Exercise:
Restate all of the entries verbatim.

Start of Input material

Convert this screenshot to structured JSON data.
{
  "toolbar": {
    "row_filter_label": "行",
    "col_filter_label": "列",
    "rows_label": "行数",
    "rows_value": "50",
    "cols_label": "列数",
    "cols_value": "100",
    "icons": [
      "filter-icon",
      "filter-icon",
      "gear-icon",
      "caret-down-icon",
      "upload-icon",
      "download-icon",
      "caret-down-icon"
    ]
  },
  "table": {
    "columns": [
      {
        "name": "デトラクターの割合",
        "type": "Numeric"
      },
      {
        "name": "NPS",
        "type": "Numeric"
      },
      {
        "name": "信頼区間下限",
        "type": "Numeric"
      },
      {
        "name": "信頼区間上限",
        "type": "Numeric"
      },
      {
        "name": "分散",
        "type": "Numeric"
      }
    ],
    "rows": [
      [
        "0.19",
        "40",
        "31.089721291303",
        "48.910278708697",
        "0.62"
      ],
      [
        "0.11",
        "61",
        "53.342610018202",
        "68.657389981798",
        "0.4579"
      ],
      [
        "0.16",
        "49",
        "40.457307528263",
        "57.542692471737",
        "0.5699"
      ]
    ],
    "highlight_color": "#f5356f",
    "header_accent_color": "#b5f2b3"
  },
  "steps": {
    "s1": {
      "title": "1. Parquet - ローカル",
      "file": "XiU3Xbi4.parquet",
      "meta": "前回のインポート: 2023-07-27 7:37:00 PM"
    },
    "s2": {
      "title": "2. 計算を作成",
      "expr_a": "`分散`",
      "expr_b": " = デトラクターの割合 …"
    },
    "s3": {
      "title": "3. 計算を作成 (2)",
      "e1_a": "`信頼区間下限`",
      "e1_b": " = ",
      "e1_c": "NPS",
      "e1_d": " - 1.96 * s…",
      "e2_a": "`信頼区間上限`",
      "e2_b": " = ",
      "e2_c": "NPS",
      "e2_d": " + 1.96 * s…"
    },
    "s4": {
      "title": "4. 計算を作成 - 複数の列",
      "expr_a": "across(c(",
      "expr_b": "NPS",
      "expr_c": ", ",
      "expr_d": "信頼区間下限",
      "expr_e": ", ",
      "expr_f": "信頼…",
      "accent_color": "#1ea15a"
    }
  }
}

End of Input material

Solved problem:
Convert this screenshot to structured JSON data.
{
  "toolbar": {
    "row_filter_label": "行",
    "col_filter_label": "列",
    "rows_label": "行数",
    "rows_value": "50",
    "cols_label": "列数",
    "cols_value": "100",
    "icons": [
      "filter-icon",
      "filter-icon",
      "gear-icon",
      "caret-down-icon",
      "upload-icon",
      "download-icon",
      "caret-down-icon"
    ]
  },
  "table": {
    "columns": [
      {
        "name": "デトラクターの割合",
        "type": "Numeric"
      },
      {
        "name": "NPS",
        "type": "Numeric"
      },
      {
        "name": "信頼区間下限",
        "type": "Numeric"
      },
      {
        "name": "信頼区間上限",
        "type": "Numeric"
      },
      {
        "name": "分散",
        "type": "Numeric"
      }
    ],
    "rows": [
      [
        "0.19",
        "40",
        "31.089721291303",
        "48.910278708697",
        "0.62"
      ],
      [
        "0.11",
        "61",
        "53.342610018202",
        "68.657389981798",
        "0.4579"
      ],
      [
        "0.16",
        "49",
        "40.457307528263",
        "57.542692471737",
        "0.5699"
      ]
    ],
    "highlight_color": "#f5356f",
    "header_accent_color": "#b5f2b3"
  },
  "steps": {
    "s1": {
      "title": "1. Parquet - ローカル",
      "file": "XiU3Xbi4.parquet",
      "meta": "前回のインポート: 2023-07-27 7:37:00 PM"
    },
    "s2": {
      "title": "2. 計算を作成",
      "expr_a": "`分散`",
      "expr_b": " = デトラクターの割合 …"
    },
    "s3": {
      "title": "3. 計算を作成 (2)",
      "e1_a": "`信頼区間下限`",
      "e1_b": " = ",
      "e1_c": "NPS",
      "e1_d": " - 1.96 * s…",
      "e2_a": "`信頼区間上限`",
      "e2_b": " = ",
      "e2_c": "NPS",
      "e2_d": " + 1.96 * s…"
    },
    "s4": {
      "title": "4. 計算を作成 - 複数の列",
      "expr_a": "across(c(",
      "expr_b": "NPS",
      "expr_c": ", ",
      "expr_d": "信頼区間下限",
      "expr_e": ", ",
      "expr_f": "信頼…",
      "accent_color": "#1ea15a"
    }
  }
}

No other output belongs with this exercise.